(Records supplied begins)

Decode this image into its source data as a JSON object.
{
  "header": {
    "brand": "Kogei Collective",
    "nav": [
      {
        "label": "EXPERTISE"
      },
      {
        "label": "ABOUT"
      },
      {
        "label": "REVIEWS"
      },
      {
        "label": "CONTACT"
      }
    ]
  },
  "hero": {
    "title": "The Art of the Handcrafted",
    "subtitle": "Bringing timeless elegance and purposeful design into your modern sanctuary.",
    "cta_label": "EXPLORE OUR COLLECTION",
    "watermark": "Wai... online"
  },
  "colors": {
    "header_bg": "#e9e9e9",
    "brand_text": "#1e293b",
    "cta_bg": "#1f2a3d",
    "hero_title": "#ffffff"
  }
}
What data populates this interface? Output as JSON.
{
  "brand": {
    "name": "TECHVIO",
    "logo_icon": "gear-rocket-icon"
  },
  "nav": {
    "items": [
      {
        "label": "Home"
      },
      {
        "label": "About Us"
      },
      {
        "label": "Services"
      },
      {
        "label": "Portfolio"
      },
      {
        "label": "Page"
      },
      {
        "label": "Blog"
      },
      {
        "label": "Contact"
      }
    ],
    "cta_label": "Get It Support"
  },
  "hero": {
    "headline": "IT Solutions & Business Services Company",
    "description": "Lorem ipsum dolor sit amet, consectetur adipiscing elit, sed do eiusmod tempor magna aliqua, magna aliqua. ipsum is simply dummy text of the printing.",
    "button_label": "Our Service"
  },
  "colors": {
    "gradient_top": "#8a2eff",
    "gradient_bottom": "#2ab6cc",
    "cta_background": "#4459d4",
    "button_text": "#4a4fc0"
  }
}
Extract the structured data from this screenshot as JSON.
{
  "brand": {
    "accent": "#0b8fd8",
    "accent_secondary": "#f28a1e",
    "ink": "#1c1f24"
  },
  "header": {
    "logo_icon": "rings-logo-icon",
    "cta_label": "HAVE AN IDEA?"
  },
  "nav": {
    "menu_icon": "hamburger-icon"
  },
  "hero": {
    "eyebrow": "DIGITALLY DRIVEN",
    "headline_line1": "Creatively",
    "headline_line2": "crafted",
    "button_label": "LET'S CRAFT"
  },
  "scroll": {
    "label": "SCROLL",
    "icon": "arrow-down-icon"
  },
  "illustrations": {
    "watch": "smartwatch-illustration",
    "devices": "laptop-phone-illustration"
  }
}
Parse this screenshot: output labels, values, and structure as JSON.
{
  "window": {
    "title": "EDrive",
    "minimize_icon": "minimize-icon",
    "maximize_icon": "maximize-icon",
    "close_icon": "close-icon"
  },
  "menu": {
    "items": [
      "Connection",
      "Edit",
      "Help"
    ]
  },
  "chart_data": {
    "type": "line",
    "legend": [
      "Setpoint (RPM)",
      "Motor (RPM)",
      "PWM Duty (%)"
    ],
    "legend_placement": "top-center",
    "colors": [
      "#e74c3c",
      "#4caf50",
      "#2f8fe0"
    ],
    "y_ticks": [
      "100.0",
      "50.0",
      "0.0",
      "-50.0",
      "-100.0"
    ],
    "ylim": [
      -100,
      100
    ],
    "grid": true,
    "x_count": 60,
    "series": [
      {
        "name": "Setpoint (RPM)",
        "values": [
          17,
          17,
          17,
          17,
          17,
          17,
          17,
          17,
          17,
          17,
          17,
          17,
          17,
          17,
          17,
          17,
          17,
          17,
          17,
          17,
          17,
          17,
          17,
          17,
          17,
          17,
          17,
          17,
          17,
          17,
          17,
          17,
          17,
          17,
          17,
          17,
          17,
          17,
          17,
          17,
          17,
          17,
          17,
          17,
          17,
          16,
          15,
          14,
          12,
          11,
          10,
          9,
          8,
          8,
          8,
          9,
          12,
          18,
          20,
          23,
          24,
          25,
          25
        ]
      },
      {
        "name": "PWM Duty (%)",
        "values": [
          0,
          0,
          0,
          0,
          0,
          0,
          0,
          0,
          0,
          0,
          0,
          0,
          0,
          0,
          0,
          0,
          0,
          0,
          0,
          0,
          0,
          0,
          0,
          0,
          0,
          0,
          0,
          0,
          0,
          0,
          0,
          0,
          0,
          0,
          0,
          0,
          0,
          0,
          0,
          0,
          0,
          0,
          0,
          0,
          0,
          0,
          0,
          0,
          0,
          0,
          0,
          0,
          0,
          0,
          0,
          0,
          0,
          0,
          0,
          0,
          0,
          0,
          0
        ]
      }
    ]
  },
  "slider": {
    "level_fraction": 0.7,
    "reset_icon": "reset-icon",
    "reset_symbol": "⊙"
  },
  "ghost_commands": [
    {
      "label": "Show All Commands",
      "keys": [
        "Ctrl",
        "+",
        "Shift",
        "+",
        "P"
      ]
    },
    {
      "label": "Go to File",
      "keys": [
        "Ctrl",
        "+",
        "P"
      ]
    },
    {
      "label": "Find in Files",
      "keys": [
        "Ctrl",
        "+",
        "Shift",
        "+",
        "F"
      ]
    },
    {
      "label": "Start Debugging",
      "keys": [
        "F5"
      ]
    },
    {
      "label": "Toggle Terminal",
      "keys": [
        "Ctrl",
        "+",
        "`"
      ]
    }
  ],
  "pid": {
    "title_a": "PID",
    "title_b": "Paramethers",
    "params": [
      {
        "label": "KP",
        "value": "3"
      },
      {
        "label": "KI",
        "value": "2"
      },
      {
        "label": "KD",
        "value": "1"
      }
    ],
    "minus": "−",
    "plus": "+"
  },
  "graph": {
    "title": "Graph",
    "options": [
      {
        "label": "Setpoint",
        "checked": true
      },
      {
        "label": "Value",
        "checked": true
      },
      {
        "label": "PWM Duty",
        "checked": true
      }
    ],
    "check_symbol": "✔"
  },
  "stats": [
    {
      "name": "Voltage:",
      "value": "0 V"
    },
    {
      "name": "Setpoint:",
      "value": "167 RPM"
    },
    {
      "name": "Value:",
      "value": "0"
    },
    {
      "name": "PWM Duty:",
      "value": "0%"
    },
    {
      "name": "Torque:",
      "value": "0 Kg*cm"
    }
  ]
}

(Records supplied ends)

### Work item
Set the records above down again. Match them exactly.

### Reply
Decode this image into its source data as a JSON object.
{
  "header": {
    "brand": "Kogei Collective",
    "nav": [
      {
        "label": "EXPERTISE"
      },
      {
        "label": "ABOUT"
      },
      {
        "label": "REVIEWS"
      },
      {
        "label": "CONTACT"
      }
    ]
  },
  "hero": {
    "title": "The Art of the Handcrafted",
    "subtitle": "Bringing timeless elegance and purposeful design into your modern sanctuary.",
    "cta_label": "EXPLORE OUR COLLECTION",
    "watermark": "Wai... online"
  },
  "colors": {
    "header_bg": "#e9e9e9",
    "brand_text": "#1e293b",
    "cta_bg": "#1f2a3d",
    "hero_title": "#ffffff"
  }
}
What data populates this interface? Output as JSON.
{
  "brand": {
    "name": "TECHVIO",
    "logo_icon": "gear-rocket-icon"
  },
  "nav": {
    "items": [
      {
        "label": "Home"
      },
      {
        "label": "About Us"
      },
      {
        "label": "Services"
      },
      {
        "label": "Portfolio"
      },
      {
        "label": "Page"
      },
      {
        "label": "Blog"
      },
      {
        "label": "Contact"
      }
    ],
    "cta_label": "Get It Support"
  },
  "hero": {
    "headline": "IT Solutions & Business Services Company",
    "description": "Lorem ipsum dolor sit amet, consectetur adipiscing elit, sed do eiusmod tempor magna aliqua, magna aliqua. ipsum is simply dummy text of the printing.",
    "button_label": "Our Service"
  },
  "colors": {
    "gradient_top": "#8a2eff",
    "gradient_bottom": "#2ab6cc",
    "cta_background": "#4459d4",
    "button_text": "#4a4fc0"
  }
}
Extract the structured data from this screenshot as JSON.
{
  "brand": {
    "accent": "#0b8fd8",
    "accent_secondary": "#f28a1e",
    "ink": "#1c1f24"
  },
  "header": {
    "logo_icon": "rings-logo-icon",
    "cta_label": "HAVE AN IDEA?"
  },
  "nav": {
    "menu_icon": "hamburger-icon"
  },
  "hero": {
    "eyebrow": "DIGITALLY DRIVEN",
    "headline_line1": "Creatively",
    "headline_line2": "crafted",
    "button_label": "LET'S CRAFT"
  },
  "scroll": {
    "label": "SCROLL",
    "icon": "arrow-down-icon"
  },
  "illustrations": {
    "watch": "smartwatch-illustration",
    "devices": "laptop-phone-illustration"
  }
}
Parse this screenshot: output labels, values, and structure as JSON.
{
  "window": {
    "title": "EDrive",
    "minimize_icon": "minimize-icon",
    "maximize_icon": "maximize-icon",
    "close_icon": "close-icon"
  },
  "menu": {
    "items": [
      "Connection",
      "Edit",
      "Help"
    ]
  },
  "chart_data": {
    "type": "line",
    "legend": [
      "Setpoint (RPM)",
      "Motor (RPM)",
      "PWM Duty (%)"
    ],
    "legend_placement": "top-center",
    "colors": [
      "#e74c3c",
      "#4caf50",
      "#2f8fe0"
    ],
    "y_ticks": [
      "100.0",
      "50.0",
      "0.0",
      "-50.0",
      "-100.0"
    ],
    "ylim": [
      -100,
      100
    ],
    "grid": true,
    "x_count": 60,
    "series": [
      {
        "name": "Setpoint (RPM)",
        "values": [
          17,
          17,
          17,
          17,
          17,
          17,
          17,
          17,
          17,
          17,
          17,
          17,
          17,
          17,
          17,
          17,
          17,
          17,
          17,
          17,
          17,
          17,
          17,
          17,
          17,
          17,
          17,
          17,
          17,
          17,
          17,
          17,
          17,
          17,
          17,
          17,
          17,
          17,
          17,
          17,
          17,
          17,
          17,
          17,
          17,
          16,
          15,
          14,
          12,
          11,
          10,
          9,
          8,
          8,
          8,
          9,
          12,
          18,
          20,
          23,
          24,
          25,
          25
        ]
      },
      {
        "name": "PWM Duty (%)",
        "values": [
          0,
          0,
          0,
          0,
          0,
          0,
          0,
          0,
          0,
          0,
          0,
          0,
          0,
          0,
          0,
          0,
          0,
          0,
          0,
          0,
          0,
          0,
          0,
          0,
          0,
          0,
          0,
          0,
          0,
          0,
          0,
          0,
          0,
          0,
          0,
          0,
          0,
          0,
          0,
          0,
          0,
          0,
          0,
          0,
          0,
          0,
          0,
          0,
          0,
          0,
          0,
          0,
          0,
          0,
          0,
          0,
          0,
          0,
          0,
          0,
          0,
          0,
          0
        ]
      }
    ]
  },
  "slider": {
    "level_fraction": 0.7,
    "reset_icon": "reset-icon",
    "reset_symbol": "⊙"
  },
  "ghost_commands": [
    {
      "label": "Show All Commands",
      "keys": [
        "Ctrl",
        "+",
        "Shift",
        "+",
        "P"
      ]
    },
    {
      "label": "Go to File",
      "keys": [
        "Ctrl",
        "+",
        "P"
      ]
    },
    {
      "label": "Find in Files",
      "keys": [
        "Ctrl",
        "+",
        "Shift",
        "+",
        "F"
      ]
    },
    {
      "label": "Start Debugging",
      "keys": [
        "F5"
      ]
    },
    {
      "label": "Toggle Terminal",
      "keys": [
        "Ctrl",
        "+",
        "`"
      ]
    }
  ],
  "pid": {
    "title_a": "PID",
    "title_b": "Paramethers",
    "params": [
      {
        "label": "KP",
        "value": "3"
      },
      {
        "label": "KI",
        "value": "2"
      },
      {
        "label": "KD",
        "value": "1"
      }
    ],
    "minus": "−",
    "plus": "+"
  },
  "graph": {
    "title": "Graph",
    "options": [
      {
        "label": "Setpoint",
        "checked": true
      },
      {
        "label": "Value",
        "checked": true
      },
      {
        "label": "PWM Duty",
        "checked": true
      }
    ],
    "check_symbol": "✔"
  },
  "stats": [
    {
      "name": "Voltage:",
      "value": "0 V"
    },
    {
      "name": "Setpoint:",
      "value": "167 RPM"
    },
    {
      "name": "Value:",
      "value": "0"
    },
    {
      "name": "PWM Duty:",
      "value": "0%"
    },
    {
      "name": "Torque:",
      "value": "0 Kg*cm"
    }
  ]
}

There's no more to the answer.